If I only get that promotion, then everything will be perfect. But what if you don’t achieve that outcome? Does it mean you’re a failure? Of course not. You know who you are and what you are capable of achieving, and not getting that promotion doesn’t change anything about that.

When the author writes about not striving for outcomes, people might think that he’s saying that it’s OK to fail, just shrug it off and move on to something else every time you do. That’s not what he’s saying at all. What he says, literally, is this: “When you make your emotional well-being dependent on the achievement of an outcome, you are investing in that outcome. You are also setting yourself up for failure, dejection and despair.”

It’s true. It’s good to have a goal. But instead of counting every day that you don’t get there as a failure, focus on the process and the joy of it and how you’re working toward getting there.

The late Hall of Fame basketball coach John Wooden was a believer in this concept of focusing on the process of how you get to an outcome rather than on the outcome itself. One of the biggest winners in sports history, he never stressed winning to his players. Instead, he told them to go out on the court and strive to give the game their absolute best. If they did that, he said, they would likely be pleased with their score compared to that of their rivals. So they gave it their all, and they won and won and won.

The same goes for you. You can’t do better than doing your best, and there’s no feeling quite like knowing that you are striving for that every day.

Consider medicine. If you are a physician and the only way you measure your quality of care is by whether the person lives, you are going to fail. If you get caught up in that life-and-death outcome, you will always be a failure because some of your patients will die, despite you doing your absolute best to save them. Doing your best is the process. Learning from the experience is the process.

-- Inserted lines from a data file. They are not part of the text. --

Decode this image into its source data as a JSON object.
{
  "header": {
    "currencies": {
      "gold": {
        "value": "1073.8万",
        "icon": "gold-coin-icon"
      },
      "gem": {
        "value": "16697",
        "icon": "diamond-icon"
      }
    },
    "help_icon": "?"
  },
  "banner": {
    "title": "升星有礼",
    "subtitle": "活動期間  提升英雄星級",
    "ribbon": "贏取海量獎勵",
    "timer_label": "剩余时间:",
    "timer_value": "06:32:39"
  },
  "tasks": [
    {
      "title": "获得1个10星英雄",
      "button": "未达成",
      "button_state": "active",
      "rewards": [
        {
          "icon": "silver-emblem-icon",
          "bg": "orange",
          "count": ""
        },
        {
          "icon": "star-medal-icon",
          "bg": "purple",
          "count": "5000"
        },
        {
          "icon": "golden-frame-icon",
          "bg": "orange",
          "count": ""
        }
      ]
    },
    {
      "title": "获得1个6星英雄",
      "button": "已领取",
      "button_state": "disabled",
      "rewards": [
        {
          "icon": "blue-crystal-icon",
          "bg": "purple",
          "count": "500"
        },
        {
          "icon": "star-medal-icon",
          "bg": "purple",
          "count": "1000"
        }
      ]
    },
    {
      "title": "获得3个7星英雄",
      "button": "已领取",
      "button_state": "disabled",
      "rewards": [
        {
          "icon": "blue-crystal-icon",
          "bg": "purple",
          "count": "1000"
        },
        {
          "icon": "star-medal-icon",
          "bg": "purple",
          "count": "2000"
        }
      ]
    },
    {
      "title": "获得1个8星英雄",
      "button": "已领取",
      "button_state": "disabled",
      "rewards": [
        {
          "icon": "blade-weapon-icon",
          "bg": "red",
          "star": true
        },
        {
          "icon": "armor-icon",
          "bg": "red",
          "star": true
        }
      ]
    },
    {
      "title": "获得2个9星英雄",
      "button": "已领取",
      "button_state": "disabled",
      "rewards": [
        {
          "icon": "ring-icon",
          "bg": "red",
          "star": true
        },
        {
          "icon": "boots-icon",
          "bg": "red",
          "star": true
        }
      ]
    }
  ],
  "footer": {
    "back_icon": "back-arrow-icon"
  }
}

Again, Professor Rao and Coach Wooden are not saying that it’s OK to fail all the time.

A Different Perspective on Outcomes

A key piece of advice from Coach Wooden is this: “Don’t measure yourself by what you have accomplished, but by what you should have accomplished with your ability.” Keeping it in this perspective says that you know who you are and what you are capable of, and the fact that you didn’t achieve that one outcome doesn’t change who you are or what you are capable of doing. Do your best and keep plugging ahead on that journey.

Much of the reason people become so dissatisfied at work is that they focus on the outcome and not the journey of getting there. Where is that next promotion? Instead of asking this question, delve a little deeper. If you get that next promotion, will you be more satisfied? Will it ignite a passion in you that will launch you on to greater works? If you don’t get it, then where do you go from there?

The job isn’t going to make you happy, no matter what it is. You are the source of the passion. Figure out how you are going to ignite the passion for your job. Focus on the process rather than saying “if this new program gets going, then I will have passion for my job.”

Finding the Ideal Job

Professor Rao recommends that you take a few things that you truly love about your job and work over a period of months or a year to slowly make them into programs that are a part of your department or unit. In no time at all, your job will start looking as you want it to look, because through your own resilience, you are taking charge of those things you can control.

“Here’s something you need to realize: your ‘ideal job’ doesn’t exist.” Rao says. “It’s something that you craft over time, assembling the pieces as if it were a temporal jigsaw puzzle. You don’t find it. You wake up one morning and realize you’re in it.”

The key to happiness is resilience, and taking control. Take time to look at where you would like to be and what makes you happy in your job, and then put your energy into a change process that makes those things happen for you.

I’d like to leave you with one more thought from John Wooden: “Things turn out best for the people who make the best of the way things turn out.”